Monica Kim Garza’s (*1988 New Mexico, US) bathers invite us to take an imaginary journey to the beach on a hot summer’s day. Shameless in their self-confidence, her women celebrate the sweetness of idling in the summer sun, surrounded by cold drinks, sun lotion and the cool water. Her sunbathers seem to be both far away from the world and completely at one with themselves.

For the protagonists of Carlo D'Anselmi's (1991 New York, US) paintings, the presence of water becomes a stage for drama—a place to plunge in, float, or to turn inward. The relationships between the figures are revealed through quiet gesture—reaching hands and averted gazes.With delicate gestures, D'Anselmi looks at the fragility of interpersonal relationships and, before our eyes, creates a diorama of all the different ways of being together. Whether the figures are looking for salvation in the water or whether they are experiencing pain is left open. ‍ Kimia Ferdowsi Kline's (1984 Tennessee, US) compositions seem like snapshots of long-gone summer holidays. The faces of her holidaymakers and the details of their surroundings are only reproduced schematically, thus resembling the fragmentary memories in our heads. Months later, we look in amazement at the pictures of past experiences, almost feeling the sand in our shoes and a light breeze on our skin.
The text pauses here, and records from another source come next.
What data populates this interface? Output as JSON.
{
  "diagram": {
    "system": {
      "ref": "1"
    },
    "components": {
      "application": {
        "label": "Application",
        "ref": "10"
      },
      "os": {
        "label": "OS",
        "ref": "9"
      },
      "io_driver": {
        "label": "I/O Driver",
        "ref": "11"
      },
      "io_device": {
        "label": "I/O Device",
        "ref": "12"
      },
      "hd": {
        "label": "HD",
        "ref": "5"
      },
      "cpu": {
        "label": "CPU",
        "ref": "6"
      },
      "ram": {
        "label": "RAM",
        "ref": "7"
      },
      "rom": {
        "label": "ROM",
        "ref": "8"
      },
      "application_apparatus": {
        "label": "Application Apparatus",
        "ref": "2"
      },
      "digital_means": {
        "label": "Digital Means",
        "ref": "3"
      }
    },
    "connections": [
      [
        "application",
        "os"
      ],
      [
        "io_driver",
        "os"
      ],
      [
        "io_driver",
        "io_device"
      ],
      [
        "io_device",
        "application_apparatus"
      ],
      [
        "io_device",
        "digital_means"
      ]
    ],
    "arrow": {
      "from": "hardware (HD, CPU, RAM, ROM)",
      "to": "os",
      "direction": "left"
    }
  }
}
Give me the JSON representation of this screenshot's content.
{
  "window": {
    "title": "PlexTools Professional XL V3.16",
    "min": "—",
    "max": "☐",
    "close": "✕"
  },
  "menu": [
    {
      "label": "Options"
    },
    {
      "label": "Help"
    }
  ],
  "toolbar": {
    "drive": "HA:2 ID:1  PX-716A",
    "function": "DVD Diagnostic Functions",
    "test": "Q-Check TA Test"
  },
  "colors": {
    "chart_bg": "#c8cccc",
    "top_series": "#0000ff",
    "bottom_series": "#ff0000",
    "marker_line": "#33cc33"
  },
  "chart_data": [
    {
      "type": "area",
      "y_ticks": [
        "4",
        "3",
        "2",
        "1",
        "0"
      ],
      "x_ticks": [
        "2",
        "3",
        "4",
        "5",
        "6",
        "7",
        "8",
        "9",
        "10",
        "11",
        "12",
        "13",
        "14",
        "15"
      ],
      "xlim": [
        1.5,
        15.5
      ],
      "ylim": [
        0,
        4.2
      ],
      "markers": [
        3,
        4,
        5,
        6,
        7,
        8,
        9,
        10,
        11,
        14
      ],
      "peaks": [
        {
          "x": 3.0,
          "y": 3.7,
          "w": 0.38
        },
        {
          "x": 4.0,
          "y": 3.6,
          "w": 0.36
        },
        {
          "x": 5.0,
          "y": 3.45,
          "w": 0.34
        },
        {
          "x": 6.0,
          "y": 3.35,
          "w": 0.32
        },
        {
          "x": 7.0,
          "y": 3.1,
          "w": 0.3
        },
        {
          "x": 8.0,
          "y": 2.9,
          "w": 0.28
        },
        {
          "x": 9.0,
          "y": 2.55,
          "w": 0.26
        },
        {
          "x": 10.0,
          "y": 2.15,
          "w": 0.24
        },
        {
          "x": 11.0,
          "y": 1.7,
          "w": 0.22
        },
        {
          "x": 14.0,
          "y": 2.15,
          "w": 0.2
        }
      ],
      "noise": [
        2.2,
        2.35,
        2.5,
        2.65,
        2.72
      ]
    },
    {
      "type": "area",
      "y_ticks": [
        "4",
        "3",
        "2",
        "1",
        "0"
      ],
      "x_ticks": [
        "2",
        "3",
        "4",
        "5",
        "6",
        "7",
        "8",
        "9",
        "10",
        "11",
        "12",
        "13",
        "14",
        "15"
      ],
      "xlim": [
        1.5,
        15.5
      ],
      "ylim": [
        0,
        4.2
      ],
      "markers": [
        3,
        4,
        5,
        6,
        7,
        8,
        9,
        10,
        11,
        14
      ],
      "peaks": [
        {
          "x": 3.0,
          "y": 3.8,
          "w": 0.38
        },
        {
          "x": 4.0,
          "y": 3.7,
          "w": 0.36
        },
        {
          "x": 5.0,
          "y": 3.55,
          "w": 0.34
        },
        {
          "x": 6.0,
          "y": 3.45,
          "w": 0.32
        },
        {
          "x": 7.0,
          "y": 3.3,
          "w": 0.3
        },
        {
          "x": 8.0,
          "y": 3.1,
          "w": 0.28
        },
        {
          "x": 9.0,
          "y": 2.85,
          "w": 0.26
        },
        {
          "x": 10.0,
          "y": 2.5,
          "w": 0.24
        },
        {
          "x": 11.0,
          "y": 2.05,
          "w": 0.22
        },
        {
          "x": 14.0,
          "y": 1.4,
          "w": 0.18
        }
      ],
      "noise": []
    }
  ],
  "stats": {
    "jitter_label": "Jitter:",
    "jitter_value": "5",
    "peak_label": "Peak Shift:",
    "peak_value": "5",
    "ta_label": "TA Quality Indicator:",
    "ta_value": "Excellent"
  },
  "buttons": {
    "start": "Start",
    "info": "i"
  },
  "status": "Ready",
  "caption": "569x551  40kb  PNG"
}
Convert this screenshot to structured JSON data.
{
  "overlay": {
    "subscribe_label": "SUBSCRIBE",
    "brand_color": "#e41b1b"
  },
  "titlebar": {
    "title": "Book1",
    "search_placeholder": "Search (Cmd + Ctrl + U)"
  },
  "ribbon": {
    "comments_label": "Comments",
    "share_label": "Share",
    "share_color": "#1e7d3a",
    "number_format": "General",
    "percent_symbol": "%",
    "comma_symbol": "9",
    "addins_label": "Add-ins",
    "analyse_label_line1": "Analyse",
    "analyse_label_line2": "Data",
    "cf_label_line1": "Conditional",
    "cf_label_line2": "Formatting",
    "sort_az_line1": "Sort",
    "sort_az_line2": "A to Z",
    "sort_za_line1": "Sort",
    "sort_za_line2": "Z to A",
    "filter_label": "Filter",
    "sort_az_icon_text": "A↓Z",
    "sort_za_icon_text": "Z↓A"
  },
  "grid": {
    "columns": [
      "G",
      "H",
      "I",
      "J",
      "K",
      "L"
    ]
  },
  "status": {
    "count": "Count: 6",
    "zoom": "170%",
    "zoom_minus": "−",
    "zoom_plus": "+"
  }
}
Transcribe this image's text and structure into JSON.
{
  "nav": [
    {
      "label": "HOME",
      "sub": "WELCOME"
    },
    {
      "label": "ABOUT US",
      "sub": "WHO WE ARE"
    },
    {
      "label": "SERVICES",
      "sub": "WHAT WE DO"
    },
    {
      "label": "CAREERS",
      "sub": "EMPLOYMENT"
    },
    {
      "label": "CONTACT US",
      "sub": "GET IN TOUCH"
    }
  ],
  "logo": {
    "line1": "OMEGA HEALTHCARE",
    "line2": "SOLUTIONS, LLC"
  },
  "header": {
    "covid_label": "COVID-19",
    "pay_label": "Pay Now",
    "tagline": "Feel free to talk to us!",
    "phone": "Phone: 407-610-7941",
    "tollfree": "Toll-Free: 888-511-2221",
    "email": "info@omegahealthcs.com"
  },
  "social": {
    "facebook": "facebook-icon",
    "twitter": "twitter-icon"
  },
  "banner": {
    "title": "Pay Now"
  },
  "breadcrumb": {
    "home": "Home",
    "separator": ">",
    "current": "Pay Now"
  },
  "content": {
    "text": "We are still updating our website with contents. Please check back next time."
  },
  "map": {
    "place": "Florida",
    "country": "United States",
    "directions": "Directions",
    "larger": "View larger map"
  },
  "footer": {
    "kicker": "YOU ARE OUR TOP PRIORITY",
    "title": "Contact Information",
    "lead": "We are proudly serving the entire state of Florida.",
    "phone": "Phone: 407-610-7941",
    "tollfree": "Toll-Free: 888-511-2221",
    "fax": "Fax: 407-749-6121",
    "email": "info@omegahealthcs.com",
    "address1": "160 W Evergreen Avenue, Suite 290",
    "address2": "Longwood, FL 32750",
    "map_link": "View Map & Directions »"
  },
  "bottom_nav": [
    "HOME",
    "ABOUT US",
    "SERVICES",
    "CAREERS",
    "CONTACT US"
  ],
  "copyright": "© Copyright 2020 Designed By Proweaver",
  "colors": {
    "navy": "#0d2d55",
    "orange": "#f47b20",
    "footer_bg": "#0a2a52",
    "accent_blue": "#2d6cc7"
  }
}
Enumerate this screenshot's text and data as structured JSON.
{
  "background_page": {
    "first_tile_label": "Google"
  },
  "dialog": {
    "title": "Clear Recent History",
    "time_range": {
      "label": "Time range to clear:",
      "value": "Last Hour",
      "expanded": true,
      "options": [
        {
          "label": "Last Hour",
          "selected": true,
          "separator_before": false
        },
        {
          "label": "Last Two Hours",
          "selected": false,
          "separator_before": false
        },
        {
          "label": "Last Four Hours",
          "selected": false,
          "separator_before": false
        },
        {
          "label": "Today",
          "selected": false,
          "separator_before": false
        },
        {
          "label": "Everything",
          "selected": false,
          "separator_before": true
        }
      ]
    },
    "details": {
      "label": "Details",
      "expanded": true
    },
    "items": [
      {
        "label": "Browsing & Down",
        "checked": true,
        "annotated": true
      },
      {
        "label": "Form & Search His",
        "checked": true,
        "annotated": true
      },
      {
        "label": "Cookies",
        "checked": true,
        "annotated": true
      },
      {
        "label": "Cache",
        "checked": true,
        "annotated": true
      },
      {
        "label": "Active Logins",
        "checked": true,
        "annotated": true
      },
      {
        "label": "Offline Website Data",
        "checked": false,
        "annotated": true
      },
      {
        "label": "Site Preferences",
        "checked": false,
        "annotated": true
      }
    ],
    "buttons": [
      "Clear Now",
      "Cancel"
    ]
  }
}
Ella Kruglyanskaya’s (*1978 Riga, LV) drawings have a similar effect, reproducing all the opulence of summertime with precise and minimalist strokes. Looking at her works, one is instantly reminded of overcrowded swimming pools. Her focus is on sunbathing women, whose environment only appears in abstract form. We nonetheless have the impression of smelling the sun lotion and of hearing the cheerful cries of excited children at diving board.

The immanent visualization of sounds can also be found in the works of the American artist Erik Hanson (*1969 Tokyo, JP). Over the past two years he has devoted himself time and again to the character of Bluto, Popeye the Sailor’s nemesis in the eponymous cartoon. Bluto is a stereotypical “bad boy”, reflecting a traditional alpha male understanding of gender roles and yet in the exploration of Bluto's dual nature as good and bad the artist challenges himself and others to consider forgiveness. His intensive exploration of Bluto’s character, who endlessly repeats this cliché of masculinity, becomes a meditation on traditional gender roles.

The men in Logan T. Sibrel’s (*1986 New York, US) works also seem to be in a state of meditative calmness. His compositions combine personal experiences and observations with images from the internet, simultaneously exploring his own feelings of nostalgia and a more collective, engineered, sense of longing for someone or somewhere else.

But before this moment comes, the focus is on one piece of clothing, which embodies the promise of summer like no other – the swimsuit. Not only does it invite us on imaginary journeys of carefree summer evenings, it is also, possibly more so than any other piece of clothing, always a political symbol, revealing the current zeitgeist and giving expression to women's emancipation.

Clemencia Labin (1946 in Maracaibo, VE) also fixes her gaze on the swimsuit, using them to create seemingly organic sculptures in her series "PULPA". The colours and textures are delicate and alluring like the tropical creations seen in the vitrines of exquisite ice cream parlours. They promise joy, pleasure and desire, warmth, wellbeing and optimism; they are opulent, vital and strong. ‍ In her colorful works, the German artist Elvira Bach (1951 Neuenhain, DE) has been paying homage to bathing women since the 1970s. With expressive brushstrokes, the artist creates dazzling images of emancipated, self-confident women. Common to all her figures is pride, grace, and the knowledge of a secret: if only a small piece of fabric lies between the sky and your skin, you do not necessarily need a strong posture but definitely a strong position.